Records supplied:
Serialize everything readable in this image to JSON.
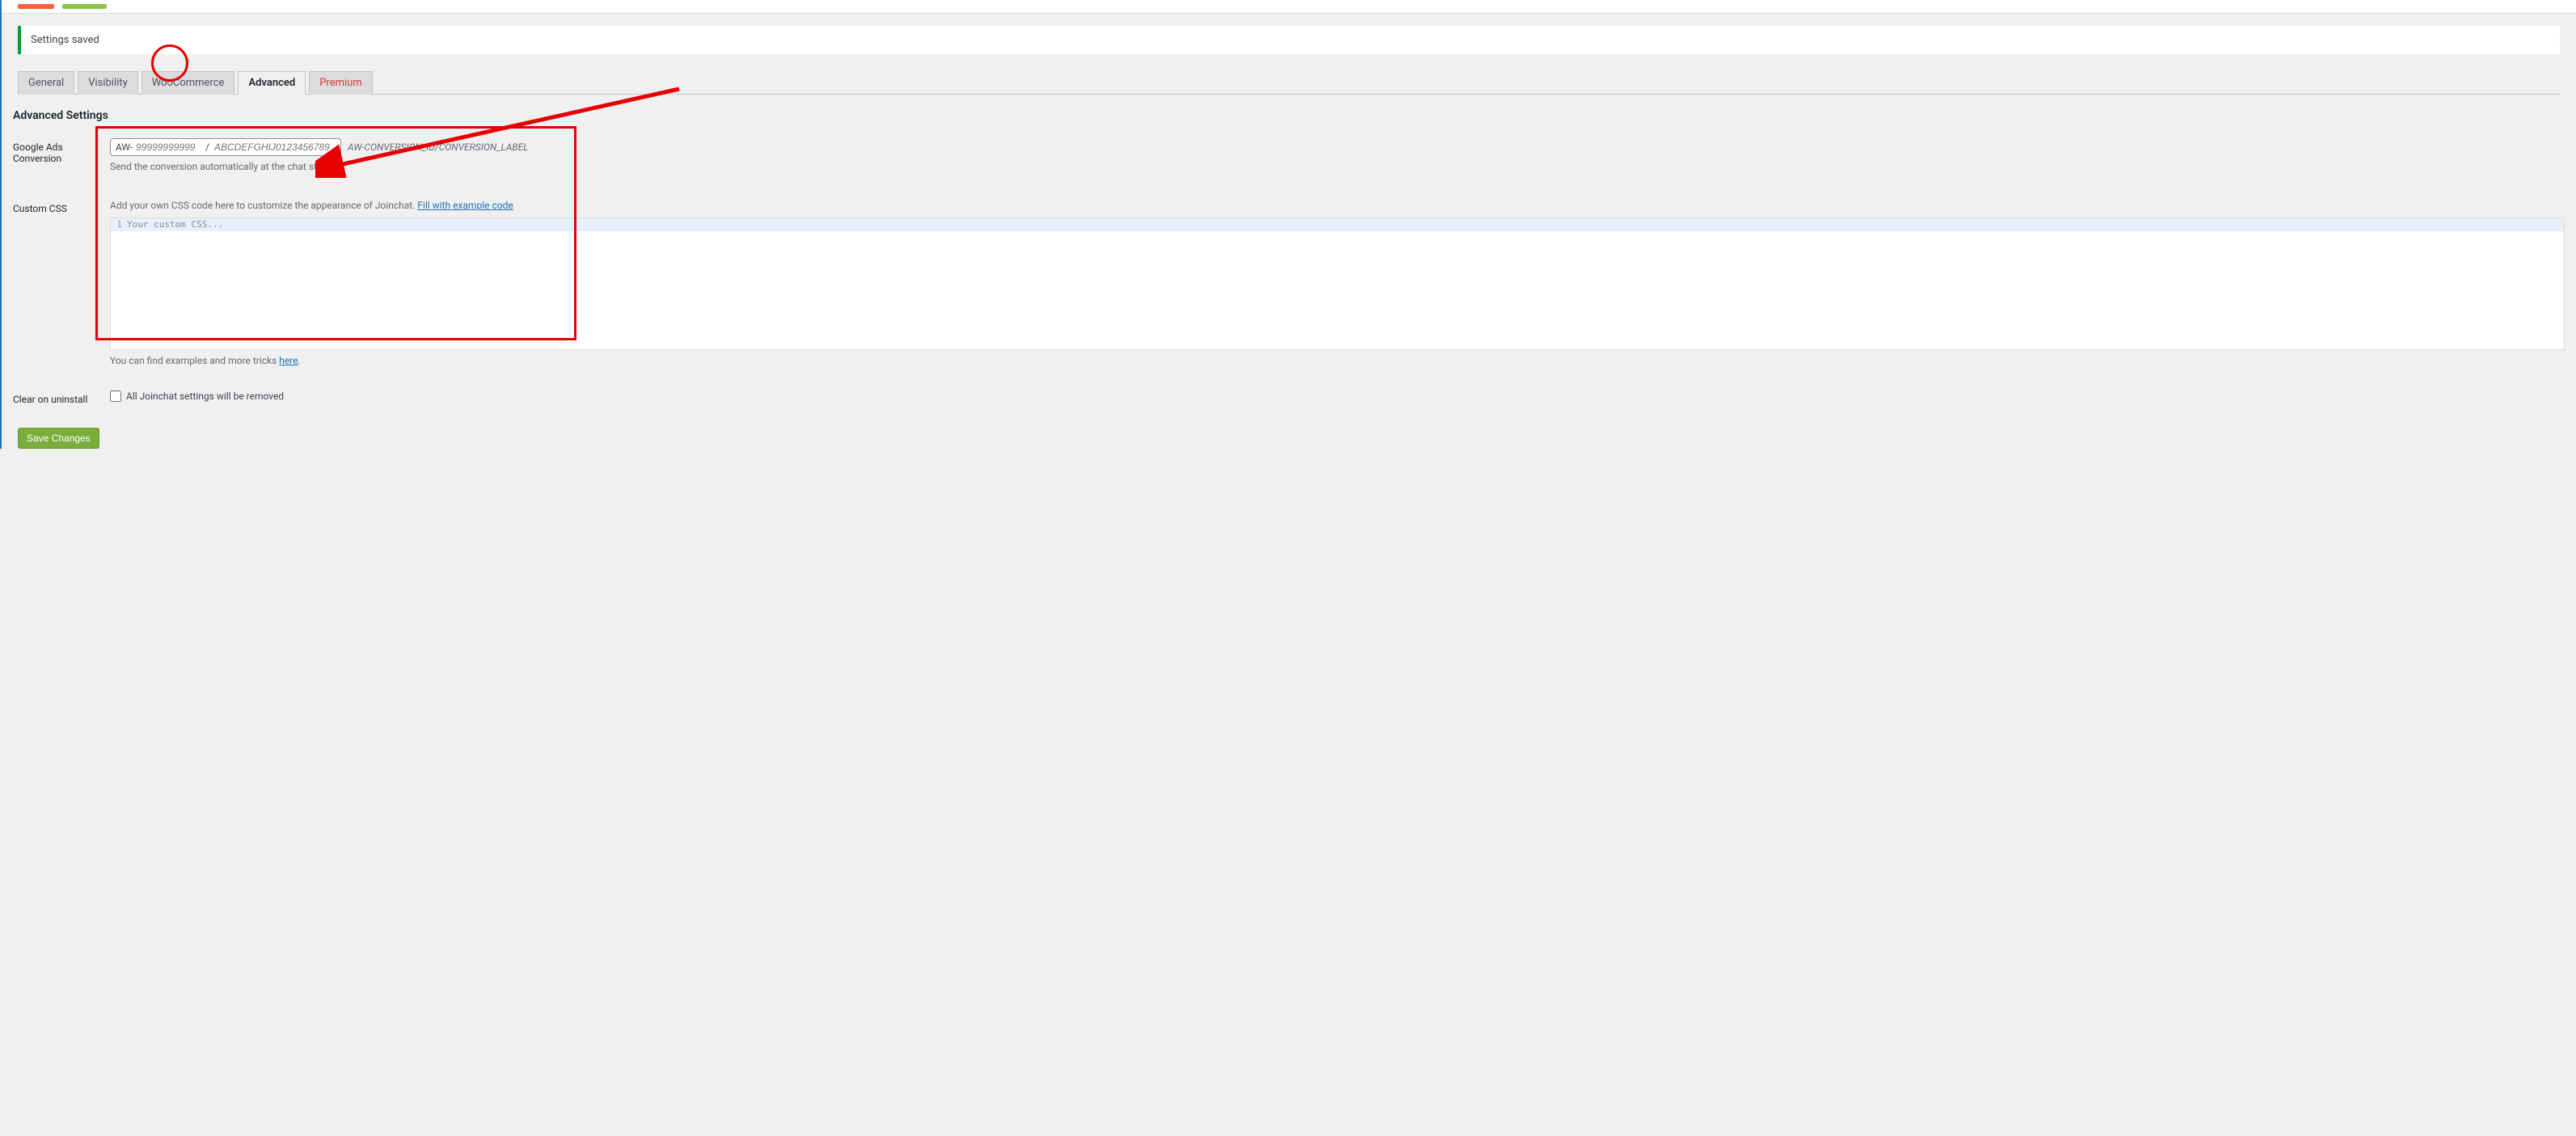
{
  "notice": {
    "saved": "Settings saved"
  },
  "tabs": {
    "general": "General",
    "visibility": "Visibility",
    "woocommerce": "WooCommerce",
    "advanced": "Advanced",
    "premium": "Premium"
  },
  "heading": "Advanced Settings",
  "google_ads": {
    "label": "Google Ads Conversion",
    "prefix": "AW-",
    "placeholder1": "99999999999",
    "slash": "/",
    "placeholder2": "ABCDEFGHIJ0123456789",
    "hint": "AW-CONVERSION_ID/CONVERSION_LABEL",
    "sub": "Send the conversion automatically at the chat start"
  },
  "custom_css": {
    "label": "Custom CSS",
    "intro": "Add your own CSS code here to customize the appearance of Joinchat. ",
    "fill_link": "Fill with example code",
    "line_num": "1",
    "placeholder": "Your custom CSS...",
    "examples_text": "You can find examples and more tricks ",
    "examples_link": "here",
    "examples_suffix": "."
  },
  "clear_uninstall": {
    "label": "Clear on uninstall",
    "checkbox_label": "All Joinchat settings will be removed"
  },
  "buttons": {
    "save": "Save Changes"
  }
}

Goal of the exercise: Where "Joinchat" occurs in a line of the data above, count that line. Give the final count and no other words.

Your solution: 2